And yet, just like in the previous crash, the years following the Great Recession were pretty good for the industry. While growth rates did not resemble the pre-recession boom, the industry still grew at an average rate of 4.16% per year.

5 Steps Collections Agencies Can Take To Prepare for a Recession

Optimize All Processes
To make your organization recession-proof, the first step is to optimize all of your internal processes and workflows. Analyze the existing processes and the customer journey. Can you identify any pain points? Where are resources missing and where are they abounding? Are there any workflows that can be shortened or reshuffled? Are there any tech tools to add to your stack that can help with any of the issues you’ve identified?
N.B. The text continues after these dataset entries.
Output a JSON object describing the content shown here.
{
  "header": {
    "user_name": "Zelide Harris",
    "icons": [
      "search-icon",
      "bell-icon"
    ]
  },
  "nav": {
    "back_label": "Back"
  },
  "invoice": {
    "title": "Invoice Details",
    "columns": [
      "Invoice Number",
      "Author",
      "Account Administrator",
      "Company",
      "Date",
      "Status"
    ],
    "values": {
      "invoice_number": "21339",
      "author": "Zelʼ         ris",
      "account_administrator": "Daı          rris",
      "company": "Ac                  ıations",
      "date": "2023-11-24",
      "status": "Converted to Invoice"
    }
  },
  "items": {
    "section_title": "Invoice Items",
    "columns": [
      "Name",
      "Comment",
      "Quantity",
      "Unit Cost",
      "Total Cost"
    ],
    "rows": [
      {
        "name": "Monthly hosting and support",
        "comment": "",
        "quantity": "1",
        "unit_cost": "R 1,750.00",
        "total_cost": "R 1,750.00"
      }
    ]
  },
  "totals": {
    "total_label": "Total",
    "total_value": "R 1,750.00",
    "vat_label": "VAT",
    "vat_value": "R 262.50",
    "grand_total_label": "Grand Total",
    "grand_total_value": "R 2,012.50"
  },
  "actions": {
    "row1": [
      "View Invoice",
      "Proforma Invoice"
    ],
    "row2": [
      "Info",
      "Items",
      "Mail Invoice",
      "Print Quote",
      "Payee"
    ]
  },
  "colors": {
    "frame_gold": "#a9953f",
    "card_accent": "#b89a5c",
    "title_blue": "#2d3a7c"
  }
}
Invest in Agent Retention
Agent attrition in collection agencies is very high, creating additional expenses, as agencies need to cover recruiting, hiring, and training costs each time an agent leaves their job. Investing in agent retention is a must for agencies preparing for a recession. You want to keep your agents happy and make sure they don’t feel overly stressed or overwhelmed with calls. Consider adopting tech solutions that could automate some of the most repetitive and tedious agent workload.

Prepare for Account Volume Fluctuations
As account volume becomes more volatile, agencies may experience more fluctuations in volume of outbound calls, needing more or less resources depending on the time. Agencies should develop a strong plan to address these scenarios; plan ahead even if you might not be experiencing this issue yet.

Offer Plenty of Payment Options
Once a customer is ready to pay, you should make it as easy as possible for them to pay using the method they prefer, including mobile payment apps. Collection agencies have started adopting PayPal and Venmo as payment methods, and the first data suggests that adoption is very successful.

The majority of Americans (79%) use mobile payment apps, according to a survey by NerdWallet. When looking specifically at the younger generations, the numbers go up: 94% of millennials use mobile payment apps.

Invest in Customer Self-Service
The existing data on customer service and customer experience indicates that customers expect companies to offer self-service customer care options. 39% of U.S. consumers find it very important to have access to a fully self-serve customer care option available to resolve their issues, according to a report by Emplify.

Self-service for a collection agency includes the ability to easily make payments and solve smaller issues by using the agency’s website, a mobile application, or an AI-powered Digital Voice Agent. More on that in the next section!

How Debt Collection Agencies Can Rely on Technology To Prepare for a Recession

Adopting technological solutions that can help you automate processes and improve the customer and employee experiences is one of the best ways to future-proof your collection agency, especially as we prepare for a likely recession. Online chatbots and Voice AI are great solutions to consider.

Simone Somekh is a New York-based writer and communications specialist, as well as a Content Marketing Manager at Skit.ai., a leading conversational voice AI software company.

Voice AI — AI-powered Digital Voice Agents to perform your outbound calls and collect payments from your customers — is becoming more and more popular and common among collection agencies in the United States.

The benefits of Voice AI for collections include:

  • Automation: The Digital Voice Agent calls all of the customers on your portfolio and it then filters out the complex cases that need human agent intervention.
  • Recovery: The Digital Voice Agent can easily schedule follow-up calls, honoring the regulatory guidelines, spread over weeks/months, and ensure better recovery rates.
  • Compliance: Minimize errors and abide by existing laws and regulations by adopting a fully-compliant technology.
  • Cost and speed: Digital Voice Agents are efficient, effective, and cost significantly less than human collectors.
  • Customer experience: Offer a smooth and pleasant experience to your customers.

In a recession, you not only want to cut on expenses but you also want to ensure you maintain a competitive edge. Looking into the adoption of artificial intelligence technologies that can automate your operations is key to securing a competitive advantage.